» Instructions to follow
Every line of the data must appear again in the answer, exactly as written.

» Records for processing
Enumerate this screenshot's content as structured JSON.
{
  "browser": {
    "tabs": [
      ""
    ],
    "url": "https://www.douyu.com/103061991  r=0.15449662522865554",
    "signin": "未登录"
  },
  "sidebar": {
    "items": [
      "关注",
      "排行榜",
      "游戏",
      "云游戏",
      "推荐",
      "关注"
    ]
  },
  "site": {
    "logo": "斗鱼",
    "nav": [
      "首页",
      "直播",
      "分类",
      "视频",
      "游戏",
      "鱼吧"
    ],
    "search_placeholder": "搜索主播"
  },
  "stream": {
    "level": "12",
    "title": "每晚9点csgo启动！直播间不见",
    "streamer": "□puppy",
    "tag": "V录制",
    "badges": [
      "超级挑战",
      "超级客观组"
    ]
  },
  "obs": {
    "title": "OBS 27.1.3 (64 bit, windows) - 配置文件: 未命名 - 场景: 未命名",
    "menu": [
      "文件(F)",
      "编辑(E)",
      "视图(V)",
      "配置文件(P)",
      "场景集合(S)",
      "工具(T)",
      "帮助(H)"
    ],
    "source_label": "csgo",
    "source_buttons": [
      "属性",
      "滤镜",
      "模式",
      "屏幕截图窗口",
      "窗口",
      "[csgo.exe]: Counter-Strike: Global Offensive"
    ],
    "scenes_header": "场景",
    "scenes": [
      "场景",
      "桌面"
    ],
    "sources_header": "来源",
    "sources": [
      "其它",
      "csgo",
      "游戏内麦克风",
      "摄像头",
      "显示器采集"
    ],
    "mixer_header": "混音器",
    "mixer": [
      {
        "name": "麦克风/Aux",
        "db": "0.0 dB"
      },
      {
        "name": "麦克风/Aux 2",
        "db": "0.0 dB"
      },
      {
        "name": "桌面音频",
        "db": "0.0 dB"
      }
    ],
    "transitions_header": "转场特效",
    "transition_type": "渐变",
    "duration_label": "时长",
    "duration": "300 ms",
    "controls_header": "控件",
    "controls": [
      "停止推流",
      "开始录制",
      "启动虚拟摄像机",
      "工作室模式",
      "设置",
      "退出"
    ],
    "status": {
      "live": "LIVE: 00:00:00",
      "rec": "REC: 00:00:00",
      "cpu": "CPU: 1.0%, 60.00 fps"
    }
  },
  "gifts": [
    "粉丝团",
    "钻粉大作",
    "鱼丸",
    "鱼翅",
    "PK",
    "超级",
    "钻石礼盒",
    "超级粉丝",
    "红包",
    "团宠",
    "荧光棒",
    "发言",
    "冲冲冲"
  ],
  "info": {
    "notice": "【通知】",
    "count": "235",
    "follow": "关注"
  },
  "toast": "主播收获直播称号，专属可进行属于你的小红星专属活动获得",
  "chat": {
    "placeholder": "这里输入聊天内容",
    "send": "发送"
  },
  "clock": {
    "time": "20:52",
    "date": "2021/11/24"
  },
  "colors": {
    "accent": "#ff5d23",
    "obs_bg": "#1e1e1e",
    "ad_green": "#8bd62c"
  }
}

» Finished task
Enumerate this screenshot's content as structured JSON.
{
  "browser": {
    "tabs": [
      ""
    ],
    "url": "https://www.douyu.com/103061991  r=0.15449662522865554",
    "signin": "未登录"
  },
  "sidebar": {
    "items": [
      "关注",
      "排行榜",
      "游戏",
      "云游戏",
      "推荐",
      "关注"
    ]
  },
  "site": {
    "logo": "斗鱼",
    "nav": [
      "首页",
      "直播",
      "分类",
      "视频",
      "游戏",
      "鱼吧"
    ],
    "search_placeholder": "搜索主播"
  },
  "stream": {
    "level": "12",
    "title": "每晚9点csgo启动！直播间不见",
    "streamer": "□puppy",
    "tag": "V录制",
    "badges": [
      "超级挑战",
      "超级客观组"
    ]
  },
  "obs": {
    "title": "OBS 27.1.3 (64 bit, windows) - 配置文件: 未命名 - 场景: 未命名",
    "menu": [
      "文件(F)",
      "编辑(E)",
      "视图(V)",
      "配置文件(P)",
      "场景集合(S)",
      "工具(T)",
      "帮助(H)"
    ],
    "source_label": "csgo",
    "source_buttons": [
      "属性",
      "滤镜",
      "模式",
      "屏幕截图窗口",
      "窗口",
      "[csgo.exe]: Counter-Strike: Global Offensive"
    ],
    "scenes_header": "场景",
    "scenes": [
      "场景",
      "桌面"
    ],
    "sources_header": "来源",
    "sources": [
      "其它",
      "csgo",
      "游戏内麦克风",
      "摄像头",
      "显示器采集"
    ],
    "mixer_header": "混音器",
    "mixer": [
      {
        "name": "麦克风/Aux",
        "db": "0.0 dB"
      },
      {
        "name": "麦克风/Aux 2",
        "db": "0.0 dB"
      },
      {
        "name": "桌面音频",
        "db": "0.0 dB"
      }
    ],
    "transitions_header": "转场特效",
    "transition_type": "渐变",
    "duration_label": "时长",
    "duration": "300 ms",
    "controls_header": "控件",
    "controls": [
      "停止推流",
      "开始录制",
      "启动虚拟摄像机",
      "工作室模式",
      "设置",
      "退出"
    ],
    "status": {
      "live": "LIVE: 00:00:00",
      "rec": "REC: 00:00:00",
      "cpu": "CPU: 1.0%, 60.00 fps"
    }
  },
  "gifts": [
    "粉丝团",
    "钻粉大作",
    "鱼丸",
    "鱼翅",
    "PK",
    "超级",
    "钻石礼盒",
    "超级粉丝",
    "红包",
    "团宠",
    "荧光棒",
    "发言",
    "冲冲冲"
  ],
  "info": {
    "notice": "【通知】",
    "count": "235",
    "follow": "关注"
  },
  "toast": "主播收获直播称号，专属可进行属于你的小红星专属活动获得",
  "chat": {
    "placeholder": "这里输入聊天内容",
    "send": "发送"
  },
  "clock": {
    "time": "20:52",
    "date": "2021/11/24"
  },
  "colors": {
    "accent": "#ff5d23",
    "obs_bg": "#1e1e1e",
    "ad_green": "#8bd62c"
  }
}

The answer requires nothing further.